There have been bull and bear markets in commodities through the years just as there have been in stocks – and interestingly enough, the cycles in the two asset classes tend to occur opposite one another. The last bull market in commodities ended in the early 80s, when no one wanted to have anything to do with stocks. Now, a couple of decades later, we find ourselves in a transitional period following one of the biggest bull markets that stocks have ever seen – and very little attention is being paid to commodities.
What are commodities? Commodities are things – food, fuels and raw materials that are either cultivated and grown, or extracted from the earth. Unlike stocks, commodities are things you can actually touch and feel, and they’re becoming more and more valuable every day. Why? As Rogers explains, the reason is simple: the age-old economic principle of supply and demand.
During the stock bull market of the 80s and 90s, commodities were in their own bear market. As prices of commodities were dropping, many people and companies that were in the business of supplying those commodities were getting out of the business – the lower prices just didn’t make it worthwhile.
In Hot Commodities, Rogers says those days of low prices are over, at least for the next 15-20 years (he presents evidence that the bull/bear cycles last approximately 18 years). He says, particularly with the growth in certain areas of the world like China, that demand for commodities is increasing — but supply remains low, due to the lack of investment in exploration and production during the 80s and 90s. Increased demand and reduced supply means higher prices, and price increases in commodities like precious metals (gold, silver), base metals (copper, aluminum), and crude oil over the past year or two give ample proof that the author is right.
Rogers describes the futures markets where commodities are traded worldwide, and lays out the supply and demand case for a few specific commodities, things like oil, gold, lead, sugar and coffee. He gives the investor some ideas on how best to play the commodities markets, be it through one of a very few commodities mutual funds (including Rogers’ own commodity index fund), investment in the futures markets or a managed futures account, or by buying stocks of commodities related companies. He also points out that the lack of investment vehicles available to the public, like commodity mutual funds, is evidence that this asset class has been completely ignored, and likely has a long way to run!
If I were you, I’d listen to what Jim Rogers has to say. Highly respected among those in the investment community, he was able to retire while still in his 30s. Seems to me, he probably knows what he’s talking about!

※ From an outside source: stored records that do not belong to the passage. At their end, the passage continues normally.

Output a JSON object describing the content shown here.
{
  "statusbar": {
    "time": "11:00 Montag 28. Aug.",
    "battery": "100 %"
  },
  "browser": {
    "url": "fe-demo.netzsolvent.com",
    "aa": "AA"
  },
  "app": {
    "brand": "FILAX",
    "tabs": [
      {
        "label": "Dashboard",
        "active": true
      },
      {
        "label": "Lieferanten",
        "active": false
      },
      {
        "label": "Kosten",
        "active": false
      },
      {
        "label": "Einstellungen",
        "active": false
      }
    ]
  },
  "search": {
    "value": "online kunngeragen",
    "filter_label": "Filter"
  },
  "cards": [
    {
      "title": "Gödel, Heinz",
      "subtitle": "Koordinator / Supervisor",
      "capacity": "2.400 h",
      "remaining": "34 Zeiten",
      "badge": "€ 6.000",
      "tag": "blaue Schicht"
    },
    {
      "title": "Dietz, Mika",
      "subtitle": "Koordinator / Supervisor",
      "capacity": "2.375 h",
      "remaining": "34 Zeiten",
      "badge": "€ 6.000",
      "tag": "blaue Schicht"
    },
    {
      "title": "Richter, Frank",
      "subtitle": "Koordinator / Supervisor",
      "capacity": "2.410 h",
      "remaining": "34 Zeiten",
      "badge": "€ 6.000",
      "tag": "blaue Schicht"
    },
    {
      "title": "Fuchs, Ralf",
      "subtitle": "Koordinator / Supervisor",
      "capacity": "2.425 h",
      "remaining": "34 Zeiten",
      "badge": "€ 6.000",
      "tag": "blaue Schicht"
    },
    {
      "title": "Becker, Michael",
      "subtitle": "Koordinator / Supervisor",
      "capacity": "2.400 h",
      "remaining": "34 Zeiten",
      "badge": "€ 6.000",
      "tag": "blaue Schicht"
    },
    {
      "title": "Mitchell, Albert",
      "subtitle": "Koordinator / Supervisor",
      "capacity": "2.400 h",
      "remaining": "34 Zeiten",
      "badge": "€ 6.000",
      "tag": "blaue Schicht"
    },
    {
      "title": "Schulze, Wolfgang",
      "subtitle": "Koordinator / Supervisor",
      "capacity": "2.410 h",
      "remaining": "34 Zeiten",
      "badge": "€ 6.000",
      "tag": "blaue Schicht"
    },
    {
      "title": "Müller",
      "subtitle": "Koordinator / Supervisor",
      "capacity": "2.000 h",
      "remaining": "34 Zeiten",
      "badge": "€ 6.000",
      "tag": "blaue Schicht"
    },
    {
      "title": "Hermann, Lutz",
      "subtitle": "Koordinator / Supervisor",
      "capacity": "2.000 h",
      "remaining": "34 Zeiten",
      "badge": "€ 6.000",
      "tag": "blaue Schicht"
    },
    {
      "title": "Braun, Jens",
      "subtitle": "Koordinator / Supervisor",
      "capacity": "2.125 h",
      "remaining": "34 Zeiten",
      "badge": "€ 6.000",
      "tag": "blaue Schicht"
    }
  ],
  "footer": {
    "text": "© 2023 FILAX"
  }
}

There’s more to investing than just stocks and bonds. As an investor, you owe it to yourself to read the book, learn about commodities, and decide which method of investment in this asset class might be best for you. Don’t ignore the bull market that no one is talking about…